TASK TO CARRY OUT >> Copy out each line of the data below in which "this" appears.

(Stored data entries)

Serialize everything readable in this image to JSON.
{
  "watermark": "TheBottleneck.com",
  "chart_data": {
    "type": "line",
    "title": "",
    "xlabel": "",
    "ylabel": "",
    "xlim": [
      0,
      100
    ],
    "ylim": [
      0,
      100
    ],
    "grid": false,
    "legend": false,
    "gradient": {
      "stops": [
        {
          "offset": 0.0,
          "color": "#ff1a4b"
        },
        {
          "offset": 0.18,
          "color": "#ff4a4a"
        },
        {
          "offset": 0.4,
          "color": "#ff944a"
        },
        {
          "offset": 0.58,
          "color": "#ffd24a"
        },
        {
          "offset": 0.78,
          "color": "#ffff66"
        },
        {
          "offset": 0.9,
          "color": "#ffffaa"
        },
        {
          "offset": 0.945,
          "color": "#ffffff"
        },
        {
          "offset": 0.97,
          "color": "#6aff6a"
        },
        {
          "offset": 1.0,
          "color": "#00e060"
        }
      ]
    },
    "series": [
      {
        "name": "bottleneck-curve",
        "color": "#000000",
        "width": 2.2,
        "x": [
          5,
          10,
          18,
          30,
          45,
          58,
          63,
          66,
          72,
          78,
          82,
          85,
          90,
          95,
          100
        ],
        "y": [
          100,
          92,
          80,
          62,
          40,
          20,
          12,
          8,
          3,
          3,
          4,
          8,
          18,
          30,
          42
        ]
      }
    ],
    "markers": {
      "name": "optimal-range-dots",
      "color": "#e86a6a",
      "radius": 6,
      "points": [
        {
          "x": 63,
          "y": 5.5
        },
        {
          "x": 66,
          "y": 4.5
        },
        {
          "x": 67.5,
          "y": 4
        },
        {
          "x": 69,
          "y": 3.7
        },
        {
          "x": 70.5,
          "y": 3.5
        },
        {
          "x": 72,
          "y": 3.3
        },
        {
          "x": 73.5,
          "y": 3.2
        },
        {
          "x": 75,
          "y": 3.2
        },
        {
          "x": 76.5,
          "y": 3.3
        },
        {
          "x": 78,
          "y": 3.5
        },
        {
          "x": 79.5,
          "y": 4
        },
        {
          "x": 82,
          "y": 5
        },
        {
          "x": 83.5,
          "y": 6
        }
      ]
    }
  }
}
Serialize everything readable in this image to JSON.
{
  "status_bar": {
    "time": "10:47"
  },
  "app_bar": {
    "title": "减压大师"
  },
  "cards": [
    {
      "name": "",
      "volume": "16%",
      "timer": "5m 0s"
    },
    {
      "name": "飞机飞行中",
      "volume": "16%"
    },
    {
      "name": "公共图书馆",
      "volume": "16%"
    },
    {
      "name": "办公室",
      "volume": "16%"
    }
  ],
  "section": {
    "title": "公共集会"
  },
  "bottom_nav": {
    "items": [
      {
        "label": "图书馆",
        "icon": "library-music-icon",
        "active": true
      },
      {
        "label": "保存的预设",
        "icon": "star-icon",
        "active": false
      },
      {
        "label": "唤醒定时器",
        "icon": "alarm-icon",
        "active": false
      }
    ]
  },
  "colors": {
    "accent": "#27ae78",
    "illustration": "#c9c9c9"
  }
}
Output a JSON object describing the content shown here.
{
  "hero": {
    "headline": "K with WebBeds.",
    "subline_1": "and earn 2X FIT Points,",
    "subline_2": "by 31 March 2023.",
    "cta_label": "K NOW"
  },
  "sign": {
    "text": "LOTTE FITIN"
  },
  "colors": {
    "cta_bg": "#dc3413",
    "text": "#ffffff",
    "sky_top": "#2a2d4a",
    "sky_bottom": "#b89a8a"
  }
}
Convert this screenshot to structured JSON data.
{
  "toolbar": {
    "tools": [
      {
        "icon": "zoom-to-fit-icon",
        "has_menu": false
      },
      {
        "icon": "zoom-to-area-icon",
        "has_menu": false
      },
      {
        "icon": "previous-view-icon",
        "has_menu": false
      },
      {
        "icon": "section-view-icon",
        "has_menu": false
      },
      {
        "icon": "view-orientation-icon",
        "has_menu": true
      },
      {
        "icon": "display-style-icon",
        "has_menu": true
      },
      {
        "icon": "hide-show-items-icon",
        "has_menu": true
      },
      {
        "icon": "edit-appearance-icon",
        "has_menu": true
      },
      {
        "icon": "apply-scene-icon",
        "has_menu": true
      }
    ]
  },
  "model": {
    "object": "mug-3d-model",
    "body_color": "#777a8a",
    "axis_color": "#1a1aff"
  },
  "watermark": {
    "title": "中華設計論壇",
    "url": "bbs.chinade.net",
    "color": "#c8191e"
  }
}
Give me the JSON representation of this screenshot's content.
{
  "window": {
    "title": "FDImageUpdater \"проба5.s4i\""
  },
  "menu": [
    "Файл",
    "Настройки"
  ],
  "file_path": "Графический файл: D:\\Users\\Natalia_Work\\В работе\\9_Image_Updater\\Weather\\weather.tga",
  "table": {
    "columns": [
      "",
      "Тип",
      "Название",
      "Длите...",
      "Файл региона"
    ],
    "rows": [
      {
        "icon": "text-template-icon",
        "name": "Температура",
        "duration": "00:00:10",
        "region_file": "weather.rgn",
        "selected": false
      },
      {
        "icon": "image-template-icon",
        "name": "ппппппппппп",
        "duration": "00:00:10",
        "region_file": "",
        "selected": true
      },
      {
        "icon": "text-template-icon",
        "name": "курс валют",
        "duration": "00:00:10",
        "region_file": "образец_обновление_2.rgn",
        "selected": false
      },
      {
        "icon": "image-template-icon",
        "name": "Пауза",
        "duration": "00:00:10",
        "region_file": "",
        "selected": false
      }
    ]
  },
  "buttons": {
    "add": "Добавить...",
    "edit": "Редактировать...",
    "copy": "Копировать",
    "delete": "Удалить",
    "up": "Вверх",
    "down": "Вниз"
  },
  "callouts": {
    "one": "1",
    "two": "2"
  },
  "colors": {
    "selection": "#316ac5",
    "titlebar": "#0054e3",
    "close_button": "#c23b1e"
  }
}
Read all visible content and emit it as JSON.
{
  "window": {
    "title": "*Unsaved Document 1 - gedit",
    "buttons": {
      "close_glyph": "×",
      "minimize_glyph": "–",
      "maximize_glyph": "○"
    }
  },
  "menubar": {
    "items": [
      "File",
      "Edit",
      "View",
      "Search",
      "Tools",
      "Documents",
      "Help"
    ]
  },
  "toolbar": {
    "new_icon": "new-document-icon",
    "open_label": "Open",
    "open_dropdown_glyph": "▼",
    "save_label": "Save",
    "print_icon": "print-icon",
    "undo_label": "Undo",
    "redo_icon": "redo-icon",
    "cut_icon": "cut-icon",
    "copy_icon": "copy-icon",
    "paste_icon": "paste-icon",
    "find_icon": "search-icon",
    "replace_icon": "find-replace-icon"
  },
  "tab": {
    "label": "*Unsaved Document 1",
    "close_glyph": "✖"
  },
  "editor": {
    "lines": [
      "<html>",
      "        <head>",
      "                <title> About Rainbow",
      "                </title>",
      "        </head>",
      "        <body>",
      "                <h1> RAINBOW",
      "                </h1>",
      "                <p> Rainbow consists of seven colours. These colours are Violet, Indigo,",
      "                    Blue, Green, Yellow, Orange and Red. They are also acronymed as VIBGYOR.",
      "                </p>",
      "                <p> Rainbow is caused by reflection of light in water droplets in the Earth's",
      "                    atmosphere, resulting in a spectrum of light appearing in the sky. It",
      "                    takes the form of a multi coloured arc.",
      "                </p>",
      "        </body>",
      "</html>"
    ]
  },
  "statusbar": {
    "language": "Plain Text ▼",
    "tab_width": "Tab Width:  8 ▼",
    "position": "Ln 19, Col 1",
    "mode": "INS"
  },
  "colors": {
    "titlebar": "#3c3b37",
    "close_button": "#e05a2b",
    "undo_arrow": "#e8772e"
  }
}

PROBLEM SOLUTION >>
Serialize everything readable in this image to JSON.
Serialize everything readable in this image to JSON.
Convert this screenshot to structured JSON data.
Give me the JSON representation of this screenshot's content.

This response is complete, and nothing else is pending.